It is akin to Theodore Roosevelt's classical view that ''the best executive is the one who has sense enough to pick good men [and women] to do what he wants done, and wise enough to protect them when they fall out with [less-informed] citizens for pursuing the longer [-term] good of the state.'' This is indeed why, the government after having carefully ''studied the report submitted by the external auditors, and having noted that Oteh was neither indicted for fraud nor criminal breach in any form by the PricewaterhouseCoopers (PWC) during its examination of the records of the commission's transactions covering SEC's Project 50, which she supervised,'' made the right decision in quickly recalling her from her compulsory leave.
That President Jonathan has brought this unending 'Cold War' to its final end is gallantly a demonstration of being more of a statesman than a politician.

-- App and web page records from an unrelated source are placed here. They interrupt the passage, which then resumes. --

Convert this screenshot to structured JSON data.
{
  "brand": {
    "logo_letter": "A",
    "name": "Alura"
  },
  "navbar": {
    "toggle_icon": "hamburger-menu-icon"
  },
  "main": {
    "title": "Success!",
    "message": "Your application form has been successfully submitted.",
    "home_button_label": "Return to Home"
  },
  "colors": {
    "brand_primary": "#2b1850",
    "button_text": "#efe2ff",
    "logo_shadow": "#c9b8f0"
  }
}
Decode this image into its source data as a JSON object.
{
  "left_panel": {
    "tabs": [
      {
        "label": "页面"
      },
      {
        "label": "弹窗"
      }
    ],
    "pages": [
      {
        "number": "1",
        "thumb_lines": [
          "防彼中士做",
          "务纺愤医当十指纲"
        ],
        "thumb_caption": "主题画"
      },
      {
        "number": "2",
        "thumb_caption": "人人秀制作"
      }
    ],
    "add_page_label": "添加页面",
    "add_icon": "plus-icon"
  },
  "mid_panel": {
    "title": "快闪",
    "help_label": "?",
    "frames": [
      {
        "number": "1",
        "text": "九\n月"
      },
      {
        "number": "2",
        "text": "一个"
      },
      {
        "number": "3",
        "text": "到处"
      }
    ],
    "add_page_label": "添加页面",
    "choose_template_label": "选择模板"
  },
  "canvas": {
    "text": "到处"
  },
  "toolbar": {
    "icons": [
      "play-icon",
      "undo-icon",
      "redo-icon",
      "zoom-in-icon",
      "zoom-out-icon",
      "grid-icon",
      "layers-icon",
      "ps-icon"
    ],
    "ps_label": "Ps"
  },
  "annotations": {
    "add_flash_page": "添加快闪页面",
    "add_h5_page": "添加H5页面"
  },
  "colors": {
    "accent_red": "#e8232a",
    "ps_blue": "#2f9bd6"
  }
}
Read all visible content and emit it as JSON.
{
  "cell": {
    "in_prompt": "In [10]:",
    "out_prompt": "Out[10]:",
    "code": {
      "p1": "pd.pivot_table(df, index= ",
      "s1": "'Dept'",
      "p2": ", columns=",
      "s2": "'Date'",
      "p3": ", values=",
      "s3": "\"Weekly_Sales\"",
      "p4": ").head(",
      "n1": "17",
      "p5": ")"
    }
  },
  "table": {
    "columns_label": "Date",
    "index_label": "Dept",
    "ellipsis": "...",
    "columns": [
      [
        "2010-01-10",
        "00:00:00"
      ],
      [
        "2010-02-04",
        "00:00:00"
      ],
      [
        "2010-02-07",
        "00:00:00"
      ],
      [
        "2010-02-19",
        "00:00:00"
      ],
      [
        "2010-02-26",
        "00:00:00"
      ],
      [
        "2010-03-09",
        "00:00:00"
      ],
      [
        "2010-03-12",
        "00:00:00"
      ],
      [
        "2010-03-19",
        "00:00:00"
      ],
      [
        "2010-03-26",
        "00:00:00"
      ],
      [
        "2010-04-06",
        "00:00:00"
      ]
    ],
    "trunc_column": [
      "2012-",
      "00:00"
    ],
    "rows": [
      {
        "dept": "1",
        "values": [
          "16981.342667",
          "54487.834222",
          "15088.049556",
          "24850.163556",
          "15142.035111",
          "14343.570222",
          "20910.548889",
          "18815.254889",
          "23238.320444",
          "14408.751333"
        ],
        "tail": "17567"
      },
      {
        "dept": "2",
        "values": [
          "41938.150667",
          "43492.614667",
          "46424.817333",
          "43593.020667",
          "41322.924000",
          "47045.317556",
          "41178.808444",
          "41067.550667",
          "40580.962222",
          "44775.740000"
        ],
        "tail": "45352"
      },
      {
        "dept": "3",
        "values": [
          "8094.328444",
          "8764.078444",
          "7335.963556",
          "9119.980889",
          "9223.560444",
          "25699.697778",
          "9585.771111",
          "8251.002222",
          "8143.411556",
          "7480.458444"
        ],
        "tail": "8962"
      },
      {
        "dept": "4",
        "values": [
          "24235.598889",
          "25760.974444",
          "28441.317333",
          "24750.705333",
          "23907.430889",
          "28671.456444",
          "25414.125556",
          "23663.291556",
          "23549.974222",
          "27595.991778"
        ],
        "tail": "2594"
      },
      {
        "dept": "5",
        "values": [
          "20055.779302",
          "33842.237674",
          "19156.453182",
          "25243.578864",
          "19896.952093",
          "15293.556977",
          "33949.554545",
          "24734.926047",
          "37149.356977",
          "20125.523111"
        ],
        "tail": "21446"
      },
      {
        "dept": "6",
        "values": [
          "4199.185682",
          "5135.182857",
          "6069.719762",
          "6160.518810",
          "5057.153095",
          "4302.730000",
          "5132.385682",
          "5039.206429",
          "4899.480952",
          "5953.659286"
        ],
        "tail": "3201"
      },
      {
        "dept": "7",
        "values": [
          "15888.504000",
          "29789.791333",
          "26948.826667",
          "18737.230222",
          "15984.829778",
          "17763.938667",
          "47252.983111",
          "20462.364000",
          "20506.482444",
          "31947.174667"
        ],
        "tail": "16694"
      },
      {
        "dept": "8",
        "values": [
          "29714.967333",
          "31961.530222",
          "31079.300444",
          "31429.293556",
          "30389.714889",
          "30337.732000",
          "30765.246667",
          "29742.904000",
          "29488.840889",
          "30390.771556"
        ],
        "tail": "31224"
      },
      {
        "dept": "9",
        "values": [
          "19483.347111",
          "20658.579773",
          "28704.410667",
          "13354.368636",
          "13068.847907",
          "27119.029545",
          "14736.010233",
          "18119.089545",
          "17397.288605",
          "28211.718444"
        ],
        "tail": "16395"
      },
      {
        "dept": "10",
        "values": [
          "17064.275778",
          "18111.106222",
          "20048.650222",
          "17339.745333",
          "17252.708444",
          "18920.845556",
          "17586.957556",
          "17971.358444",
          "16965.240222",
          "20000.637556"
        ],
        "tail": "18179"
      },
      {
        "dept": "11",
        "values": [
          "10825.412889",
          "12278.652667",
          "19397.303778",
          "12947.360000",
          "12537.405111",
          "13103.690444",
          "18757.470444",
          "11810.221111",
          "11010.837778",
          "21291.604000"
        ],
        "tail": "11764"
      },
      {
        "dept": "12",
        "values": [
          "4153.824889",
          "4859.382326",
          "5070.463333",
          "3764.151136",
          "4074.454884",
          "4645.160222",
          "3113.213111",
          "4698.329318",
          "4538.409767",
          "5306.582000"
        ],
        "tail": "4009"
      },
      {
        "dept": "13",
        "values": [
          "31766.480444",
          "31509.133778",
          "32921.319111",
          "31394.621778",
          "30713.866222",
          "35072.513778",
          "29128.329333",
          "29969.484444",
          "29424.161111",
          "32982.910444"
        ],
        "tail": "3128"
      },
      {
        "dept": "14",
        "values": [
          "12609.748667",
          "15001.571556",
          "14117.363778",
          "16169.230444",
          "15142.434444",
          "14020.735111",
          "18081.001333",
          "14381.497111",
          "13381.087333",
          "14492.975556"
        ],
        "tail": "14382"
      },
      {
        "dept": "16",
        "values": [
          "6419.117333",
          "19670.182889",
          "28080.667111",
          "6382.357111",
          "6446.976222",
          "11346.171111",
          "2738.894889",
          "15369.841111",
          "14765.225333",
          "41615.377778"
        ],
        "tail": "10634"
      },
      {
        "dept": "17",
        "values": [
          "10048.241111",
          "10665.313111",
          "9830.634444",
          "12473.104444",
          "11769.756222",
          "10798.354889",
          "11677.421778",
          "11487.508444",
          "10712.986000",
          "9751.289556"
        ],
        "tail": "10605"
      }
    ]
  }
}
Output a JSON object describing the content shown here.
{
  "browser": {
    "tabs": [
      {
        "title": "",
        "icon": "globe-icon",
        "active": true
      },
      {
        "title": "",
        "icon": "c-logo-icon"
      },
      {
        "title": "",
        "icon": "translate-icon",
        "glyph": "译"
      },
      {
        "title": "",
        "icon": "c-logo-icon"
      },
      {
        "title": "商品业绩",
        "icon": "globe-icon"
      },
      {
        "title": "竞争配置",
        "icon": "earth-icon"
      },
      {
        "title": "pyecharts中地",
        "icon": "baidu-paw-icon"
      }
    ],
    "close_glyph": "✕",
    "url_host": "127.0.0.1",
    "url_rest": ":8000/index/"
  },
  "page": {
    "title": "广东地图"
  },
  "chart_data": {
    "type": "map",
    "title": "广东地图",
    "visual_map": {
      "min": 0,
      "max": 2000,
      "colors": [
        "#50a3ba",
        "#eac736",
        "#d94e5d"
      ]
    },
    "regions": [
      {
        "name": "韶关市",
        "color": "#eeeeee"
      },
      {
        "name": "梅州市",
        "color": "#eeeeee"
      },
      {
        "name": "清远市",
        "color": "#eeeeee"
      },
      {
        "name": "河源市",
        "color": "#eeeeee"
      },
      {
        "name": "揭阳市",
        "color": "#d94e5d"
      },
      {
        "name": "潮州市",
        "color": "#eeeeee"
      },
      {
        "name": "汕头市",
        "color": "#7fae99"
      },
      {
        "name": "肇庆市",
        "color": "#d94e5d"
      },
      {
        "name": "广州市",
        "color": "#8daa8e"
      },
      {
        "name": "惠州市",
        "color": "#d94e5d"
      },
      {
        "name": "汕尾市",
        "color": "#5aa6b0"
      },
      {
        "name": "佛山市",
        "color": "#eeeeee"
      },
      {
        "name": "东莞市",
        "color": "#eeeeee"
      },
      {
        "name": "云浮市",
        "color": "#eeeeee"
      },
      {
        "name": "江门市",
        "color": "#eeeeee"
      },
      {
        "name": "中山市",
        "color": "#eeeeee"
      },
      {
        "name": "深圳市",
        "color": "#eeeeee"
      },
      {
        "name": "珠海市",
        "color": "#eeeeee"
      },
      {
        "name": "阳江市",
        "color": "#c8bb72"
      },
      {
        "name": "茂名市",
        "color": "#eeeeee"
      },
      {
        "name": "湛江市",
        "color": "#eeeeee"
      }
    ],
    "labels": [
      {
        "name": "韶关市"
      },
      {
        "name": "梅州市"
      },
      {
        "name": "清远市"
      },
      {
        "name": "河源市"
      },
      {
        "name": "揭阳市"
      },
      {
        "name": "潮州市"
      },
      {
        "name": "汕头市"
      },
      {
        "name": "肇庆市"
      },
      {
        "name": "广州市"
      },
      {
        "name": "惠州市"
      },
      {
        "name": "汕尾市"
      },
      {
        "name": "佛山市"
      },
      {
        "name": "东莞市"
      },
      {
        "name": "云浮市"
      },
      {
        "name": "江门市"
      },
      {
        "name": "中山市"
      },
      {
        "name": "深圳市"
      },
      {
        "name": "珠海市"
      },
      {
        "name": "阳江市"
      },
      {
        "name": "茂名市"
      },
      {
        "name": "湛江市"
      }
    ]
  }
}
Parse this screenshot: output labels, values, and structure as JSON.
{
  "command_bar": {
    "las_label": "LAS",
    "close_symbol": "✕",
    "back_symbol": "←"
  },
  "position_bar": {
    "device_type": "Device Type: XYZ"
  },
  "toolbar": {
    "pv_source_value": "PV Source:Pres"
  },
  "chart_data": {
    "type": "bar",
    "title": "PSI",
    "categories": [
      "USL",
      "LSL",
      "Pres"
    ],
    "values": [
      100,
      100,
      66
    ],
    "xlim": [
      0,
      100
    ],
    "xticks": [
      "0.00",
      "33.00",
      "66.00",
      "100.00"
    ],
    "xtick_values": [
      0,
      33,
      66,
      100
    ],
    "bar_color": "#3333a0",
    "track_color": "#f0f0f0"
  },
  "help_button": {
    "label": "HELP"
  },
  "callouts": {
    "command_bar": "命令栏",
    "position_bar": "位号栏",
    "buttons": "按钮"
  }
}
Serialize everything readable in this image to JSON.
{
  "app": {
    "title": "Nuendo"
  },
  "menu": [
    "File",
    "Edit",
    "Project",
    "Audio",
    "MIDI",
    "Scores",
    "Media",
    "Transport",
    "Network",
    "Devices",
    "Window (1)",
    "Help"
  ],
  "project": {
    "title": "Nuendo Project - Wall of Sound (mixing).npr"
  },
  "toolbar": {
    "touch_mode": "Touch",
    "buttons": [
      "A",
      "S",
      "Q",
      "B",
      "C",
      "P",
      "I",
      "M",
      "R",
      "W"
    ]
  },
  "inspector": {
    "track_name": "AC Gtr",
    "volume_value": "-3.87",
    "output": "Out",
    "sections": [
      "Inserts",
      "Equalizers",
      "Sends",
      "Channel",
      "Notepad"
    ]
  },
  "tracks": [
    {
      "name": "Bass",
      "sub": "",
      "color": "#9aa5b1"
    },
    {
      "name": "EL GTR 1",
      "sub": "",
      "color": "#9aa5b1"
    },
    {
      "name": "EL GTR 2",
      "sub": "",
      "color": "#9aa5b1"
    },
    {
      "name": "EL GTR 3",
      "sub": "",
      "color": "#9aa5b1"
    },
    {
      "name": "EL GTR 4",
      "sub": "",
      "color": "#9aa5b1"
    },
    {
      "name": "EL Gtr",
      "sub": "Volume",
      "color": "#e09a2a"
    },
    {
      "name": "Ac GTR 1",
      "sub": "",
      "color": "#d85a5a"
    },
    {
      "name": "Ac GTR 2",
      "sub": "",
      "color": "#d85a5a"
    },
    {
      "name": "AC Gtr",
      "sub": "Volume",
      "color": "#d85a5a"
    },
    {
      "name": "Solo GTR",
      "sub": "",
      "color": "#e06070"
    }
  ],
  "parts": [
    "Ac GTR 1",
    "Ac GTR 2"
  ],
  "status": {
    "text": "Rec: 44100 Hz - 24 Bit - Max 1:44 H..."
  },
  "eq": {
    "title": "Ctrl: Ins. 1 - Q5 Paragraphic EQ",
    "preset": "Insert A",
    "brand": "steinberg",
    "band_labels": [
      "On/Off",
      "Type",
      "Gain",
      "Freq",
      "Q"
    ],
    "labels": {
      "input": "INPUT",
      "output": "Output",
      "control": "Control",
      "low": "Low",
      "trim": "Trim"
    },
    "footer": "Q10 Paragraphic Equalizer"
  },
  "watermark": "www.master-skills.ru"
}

It is on this good note, especially given the kind of psychological trauma Oteh was subjected to by the Hembe led-House Committee on Capital Market and Institutions and later by the Ad hoc Committee on the Near Collapse of the Nigerian capital market, prior to her arrival in 2010 that I suggest that it should be magnanimous for the Speaker of the House of Representatives to publicly apologise to Oteh while inviting her to a coffee as his guest.
Enwegbara, international economic and financial analyst, lives in Abuja